A: Home composting piles often do not reach high enough temperatures to break down things like meat and bones. 

For home composting, you may need to avoid adding things that are difficult to break down like meat and bones or use a compost thermometer and refine your compost “recipe” (mixing “greens” and “browns”) to reach higher temperatures. 

For transfer stations and curbside collection services, a good rule to follow is that only food should be composted. While your particular compost or food recycling service might accept non-food materials like paper, this allows for the possibility of contaminants entering the process. We suggest that only food be used in recycling programs.

Q: I would like to start recycling my food waste, but my community does not have a food recycling drop-off site – what to do? 

A: Just because your community does not have a food waste drop-off site, this does NOT mean that you cannot recycle your discarded food.

In Maine, there are other food recycling options like home composting. To learn how to start your own home composting effort, click here

In addition, there are private curbside collection services that will pick up your food scraps at your doorstep and recycle them at their own facility. You will pay a small monthly fee in return for this service. In Maine, there are several different curbside providers in various areas of the state. Click here to find out where you can compost. 

Finally, you can be the food recycling champion for your community by working to develop a community food recycling drop-off site at your transfer station or another convenient location in town. Talk with your public works director and town manager to see what’s possible. And contact the Mitchell Center if your community would like assistance in this effort. We have lots of experience and material to share! Click here to learn how you can get involved.

Interested in bringing food recycling to your community? Click here!

picture of three composting bins standing in a row

Q: Can individuals really make an impact?

A: Individuals can absolutely make an impact on ending food waste in Maine!

The reality is that in the ‘developed’ world, more than 50% of food waste takes place in our homes. We all eat food every day, so we can have an impact just by making changes at home. Simply changing a few small habits in your everyday life can dramatically reduce food waste: “take less” – purchase and prepare food more carefully to cut waste, “share more” – donate food to feed people and then animals when you cannot use it all yourself, and “recycle always” – throw your food scraps in a compost bin instead of the trash can. 

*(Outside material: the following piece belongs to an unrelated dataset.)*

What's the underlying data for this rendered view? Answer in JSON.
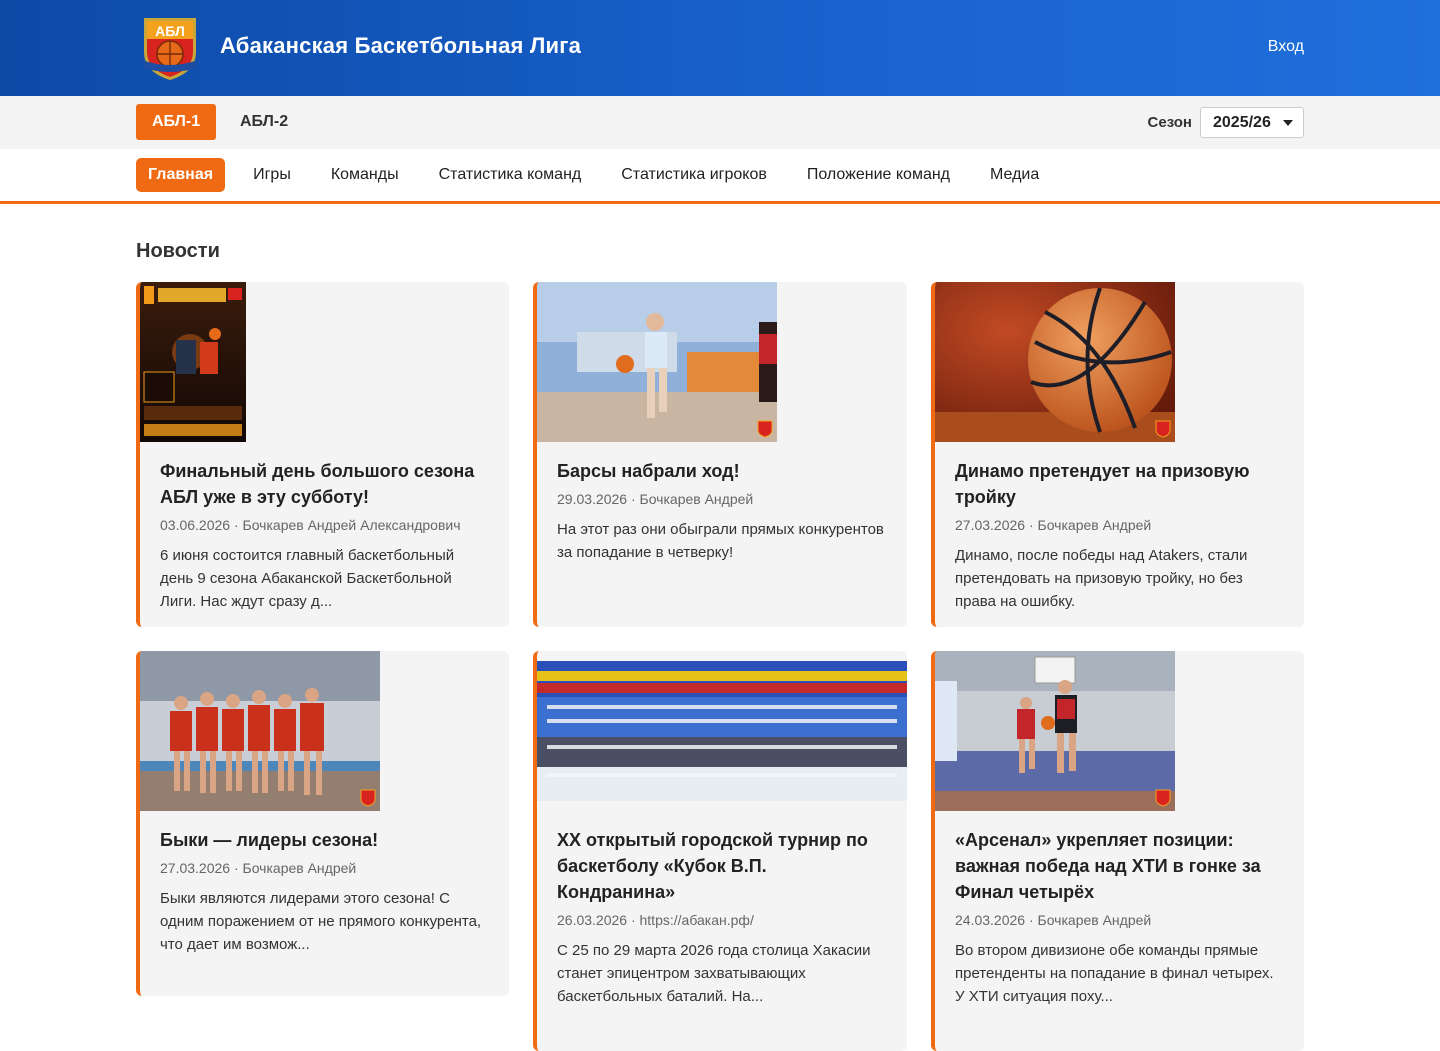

picture of a person pouring food waste from a 5 gallon bucket into a green transfer station food recycling bin